European countries agreed on Thursday to push towards a long-stalled reform of the bloc's migration system, urging tighter control of external borders and better burden-sharing when it comes to asylum-seekers.

How the EU aims to reform border-free Schengen area
European interior ministers met in the northern French city of tourcoing, where president Emmanuel Macron gave a speech. Photo: Yoat Valat/AFP

The EU home affairs commissioner Ylva Johansson, speaking after a meeting of European interior ministers, said she welcomed what she saw as new momentum on the issue.

In a reflection of the deep-rooted divisions on the issue, France’s Interior Minister Gérald Darmanin – whose country holds the rotating EU presidency – said the process would be “gradual”, and welcomed what he said was unanimous backing.

EU countries backed a proposal from French President Emmanuel Macron to create a council guiding policy in the Schengen area, the passport-free zone used by most EU countries and some affiliated nations such as Switzerland and Norway.

Schengen council

Speaking before the meeting, Macron said the “Schengen Council” would evaluate how the area was working but would also take joint decisions and facilitate coordination in times of crisis.

“This council can become the face of a strong, protective Europe that is comfortable with controlling its borders and therefore its destiny,” he said.

The first meeting is scheduled to take place on March 3rd in Brussels.

A statement released after the meeting said: “On this occasion, they will establish a set of indicators allowing for real time evaluation of the situation at our borders, and, with an aim to be able to respond to any difficulty, will continue their discussions on implementing new tools for solidarity at the external borders.”

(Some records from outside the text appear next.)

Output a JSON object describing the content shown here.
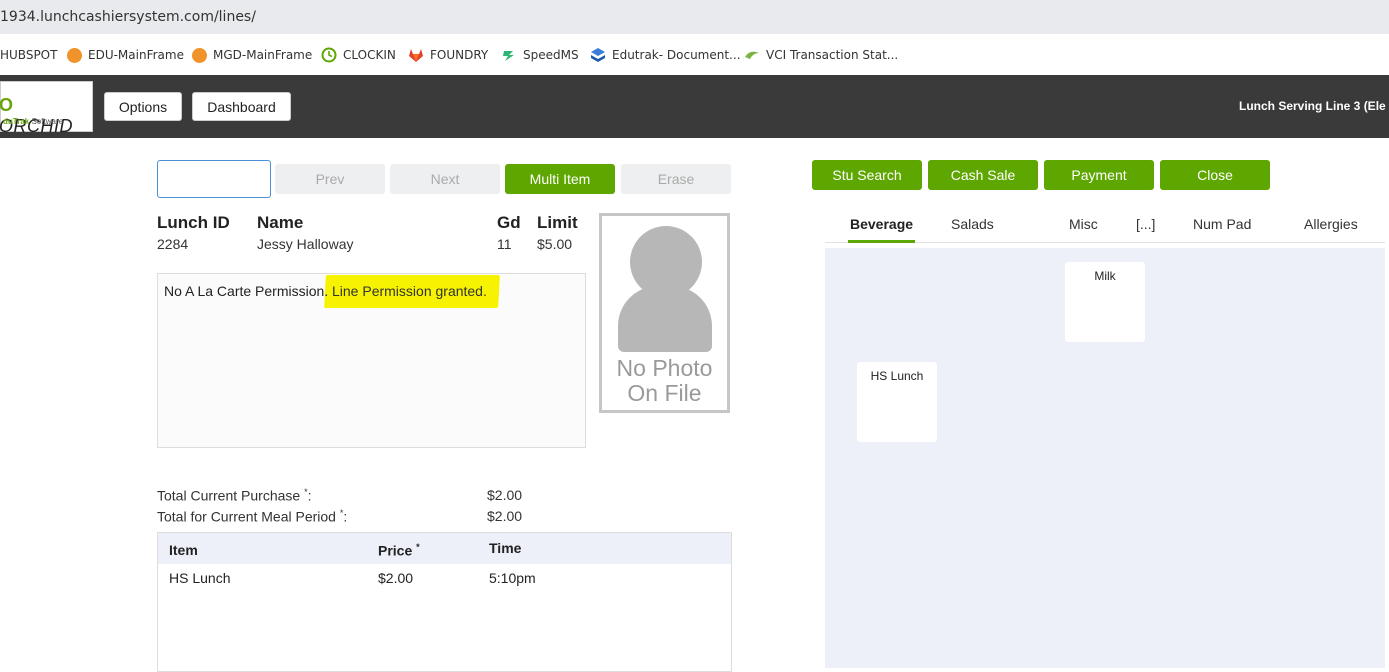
{
  "browser": {
    "url": "1934.lunchcashiersystem.com/lines/",
    "bookmarks": [
      {
        "label": "HUBSPOT",
        "icon": "hubspot-icon"
      },
      {
        "label": "EDU-MainFrame",
        "icon": "mainframe-icon"
      },
      {
        "label": "MGD-MainFrame",
        "icon": "mainframe-icon"
      },
      {
        "label": "CLOCKIN",
        "icon": "clock-icon"
      },
      {
        "label": "FOUNDRY",
        "icon": "gitlab-icon"
      },
      {
        "label": "SpeedMS",
        "icon": "speedms-icon"
      },
      {
        "label": "Edutrak- Document...",
        "icon": "edutrak-icon"
      },
      {
        "label": "VCI Transaction Stat...",
        "icon": "vci-icon"
      }
    ]
  },
  "header": {
    "logo_text": "ORCHID",
    "logo_sub_brand": "duTrak",
    "logo_sub_text": "Software",
    "options_label": "Options",
    "dashboard_label": "Dashboard",
    "title": "Lunch Serving Line 3 (Ele"
  },
  "student_nav": {
    "id_input_value": "",
    "prev_label": "Prev",
    "next_label": "Next",
    "multi_item_label": "Multi Item",
    "erase_label": "Erase"
  },
  "student": {
    "lunch_id_label": "Lunch ID",
    "name_label": "Name",
    "grade_label": "Gd",
    "limit_label": "Limit",
    "lunch_id": "2284",
    "name": "Jessy Halloway",
    "grade": "11",
    "limit": "$5.00",
    "message_plain": "No A La Carte Permission.",
    "message_highlight": "Line Permission granted.",
    "photo_text_line1": "No Photo",
    "photo_text_line2": "On File"
  },
  "totals": {
    "current_purchase_label": "Total Current Purchase",
    "current_purchase_value": "$2.00",
    "meal_period_label": "Total for Current Meal Period",
    "meal_period_value": "$2.00",
    "asterisk": "*",
    "colon": ":"
  },
  "purchases": {
    "headers": {
      "item": "Item",
      "price": "Price",
      "time": "Time"
    },
    "rows": [
      {
        "item": "HS Lunch",
        "price": "$2.00",
        "time": "5:10pm"
      }
    ]
  },
  "actions": {
    "stu_search_label": "Stu Search",
    "cash_sale_label": "Cash Sale",
    "payment_label": "Payment",
    "close_label": "Close"
  },
  "tabs": [
    {
      "label": "Beverage",
      "active": true
    },
    {
      "label": "Salads",
      "active": false
    },
    {
      "label": "Misc",
      "active": false
    },
    {
      "label": "[...]",
      "active": false
    },
    {
      "label": "Num Pad",
      "active": false
    },
    {
      "label": "Allergies",
      "active": false
    }
  ],
  "items": [
    {
      "label": "Milk"
    },
    {
      "label": "HS Lunch"
    }
  ],
  "colors": {
    "accent_green": "#5ea600",
    "header_bg": "#3a3a3a",
    "highlight_yellow": "#f6f200",
    "panel_bg": "#edf0f8"
  }
}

Step by step

The statement also confirmed EU countries agreed to take a step-by-step approach on plans for reforming the EU’s asylum rules.

“The ministers also discussed the issues of asylum and immigration,” it read.

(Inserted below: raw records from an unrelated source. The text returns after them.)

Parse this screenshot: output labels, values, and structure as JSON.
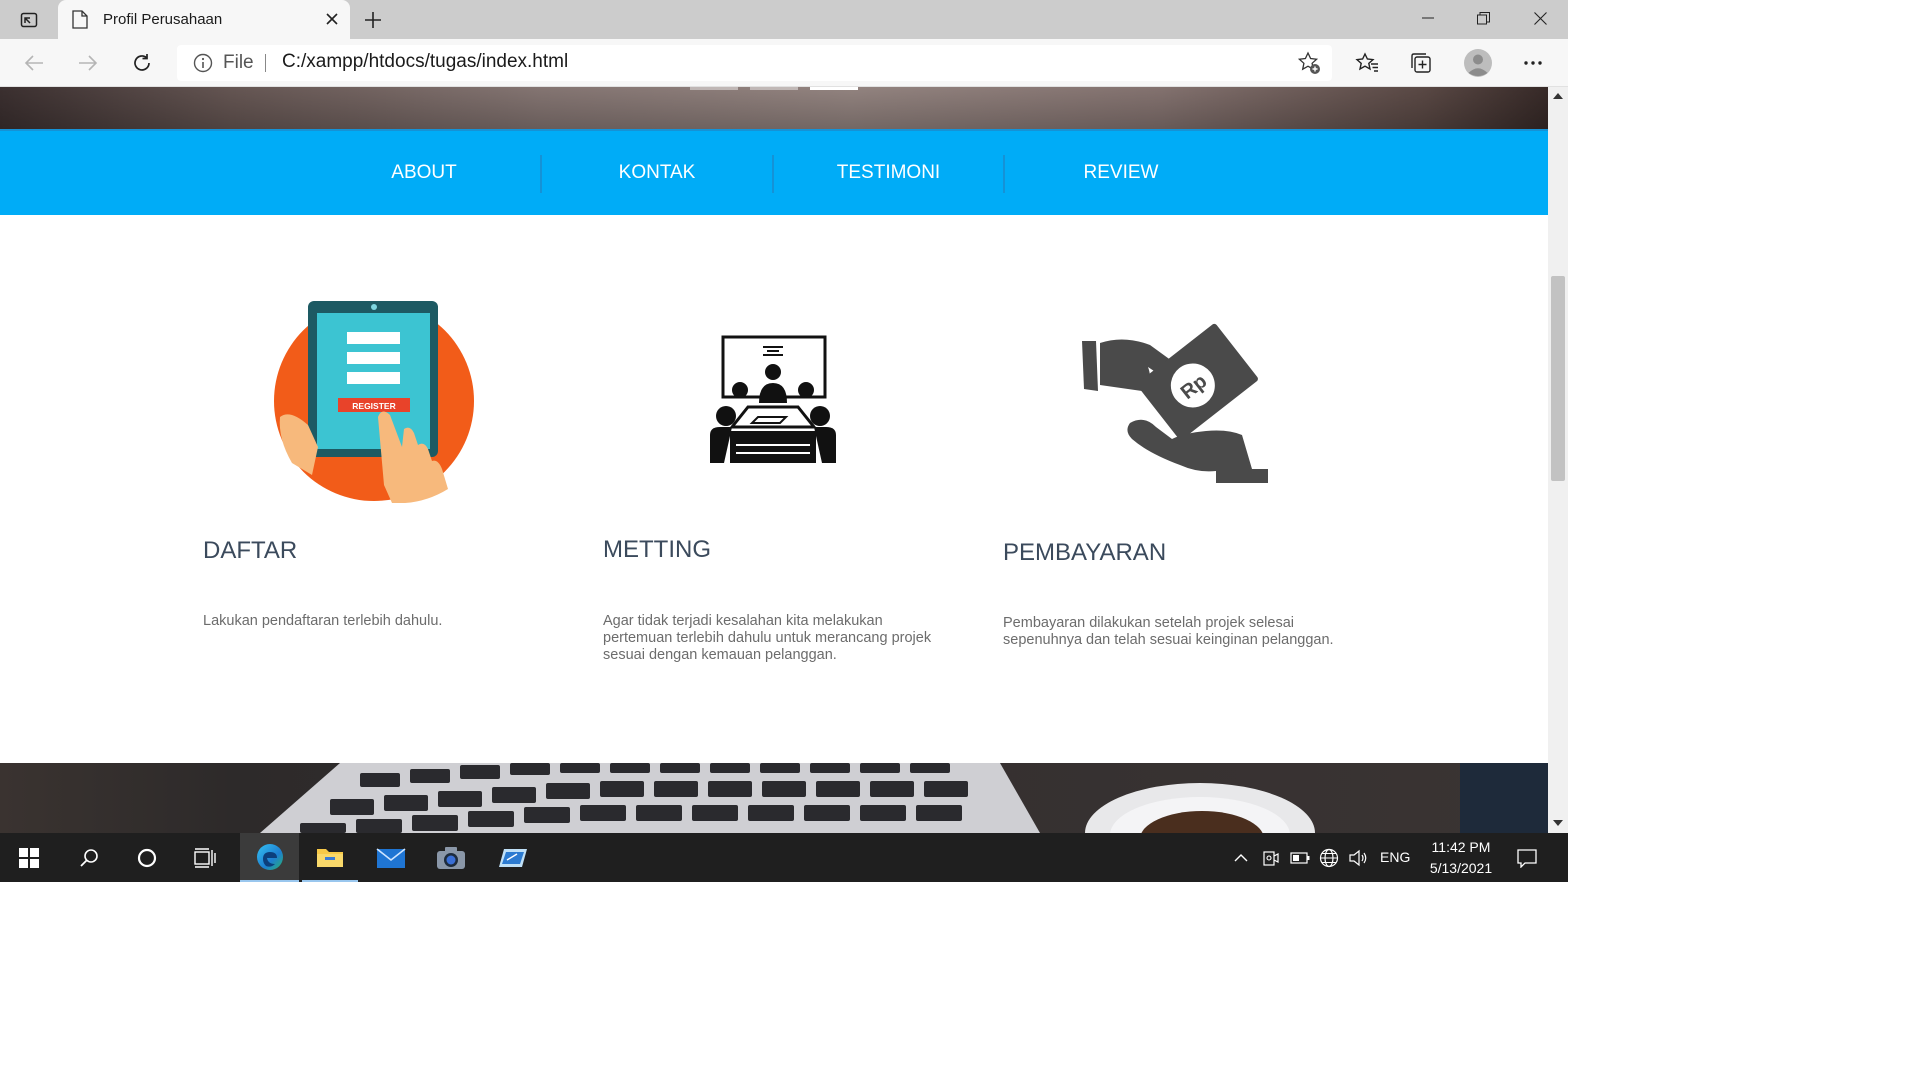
{
  "browser": {
    "tab_title": "Profil Perusahaan",
    "address_scheme_label": "File",
    "url": "C:/xampp/htdocs/tugas/index.html"
  },
  "nav": {
    "items": [
      {
        "label": "ABOUT"
      },
      {
        "label": "KONTAK"
      },
      {
        "label": "TESTIMONI"
      },
      {
        "label": "REVIEW"
      }
    ]
  },
  "features": [
    {
      "title": "DAFTAR",
      "desc_lines": [
        "Lakukan pendaftaran terlebih dahulu."
      ],
      "image_text": "REGISTER"
    },
    {
      "title": "METTING",
      "desc_lines": [
        "Agar tidak terjadi kesalahan kita melakukan",
        "pertemuan terlebih dahulu untuk merancang projek",
        "sesuai dengan kemauan pelanggan."
      ]
    },
    {
      "title": "PEMBAYARAN",
      "desc_lines": [
        "Pembayaran dilakukan setelah projek selesai",
        "sepenuhnya dan telah sesuai keinginan pelanggan."
      ],
      "image_text": "Rp"
    }
  ],
  "taskbar": {
    "lang": "ENG",
    "time": "11:42 PM",
    "date": "5/13/2021"
  },
  "colors": {
    "nav_bg": "#00acf7",
    "title_color": "#3b4a5c",
    "desc_color": "#6c6c6c"
  }
}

“They expressed their support for the phased approach, step by step, put forward by the French Presidency to make headway on these complex negotiations.

“On this basis, the Council will work over the coming weeks to define a first step of the reform of the European immigration and asylum system, which will fully respect the balance between the requirements of responsibility and solidarity.”

A planned overhaul of EU migration policy has so far foundered on the refusal of countries such as the Czech Republic, Hungary, Poland and Slovakia to accept a sharing out of asylum-seekers across the bloc.

That forces countries on the EU’s outer southern rim – Italy, Greece, Malta and Spain – to take responsibility for handling irregular migrants, many of whom are intent on making their way to Europe’s wealthier northern nations.

France is pushing for member states to commit to reinforcing the EU’s external borders by recording the details of every foreign arrival and improving vetting procedures.

It also wants recalcitrant EU countries to financially help out the ones on the frontline of migration flows if they do not take in asylum-seekers themselves.

Johansson was critical of the fact that, last year, “45,000 irregular arrivals” were not entered into the common Eurodac database containing the fingerprints of migrants and asylum-seekers.

Earlier, German Interior Minister Nancy Faeser suggested her country, France and others could form a “coalition of the willing” to take in asylum-seekers even if no bloc-wide agreement was struck to share them across member states.

She noted that Macron spoke of a dozen countries in that grouping, but added that was probably “very optimistic”.

Luxembourg’s foreign minister, Jean Asselborn, hailed what he said was “a less negative atmosphere” in Thursday’s meeting compared to previous talks.

But he cautioned that “we cannot let a few countries do their EU duty… while others look away”.

France is now working on reconciling positions with the aim of presenting propositions at a March 3rd meeting on European affairs.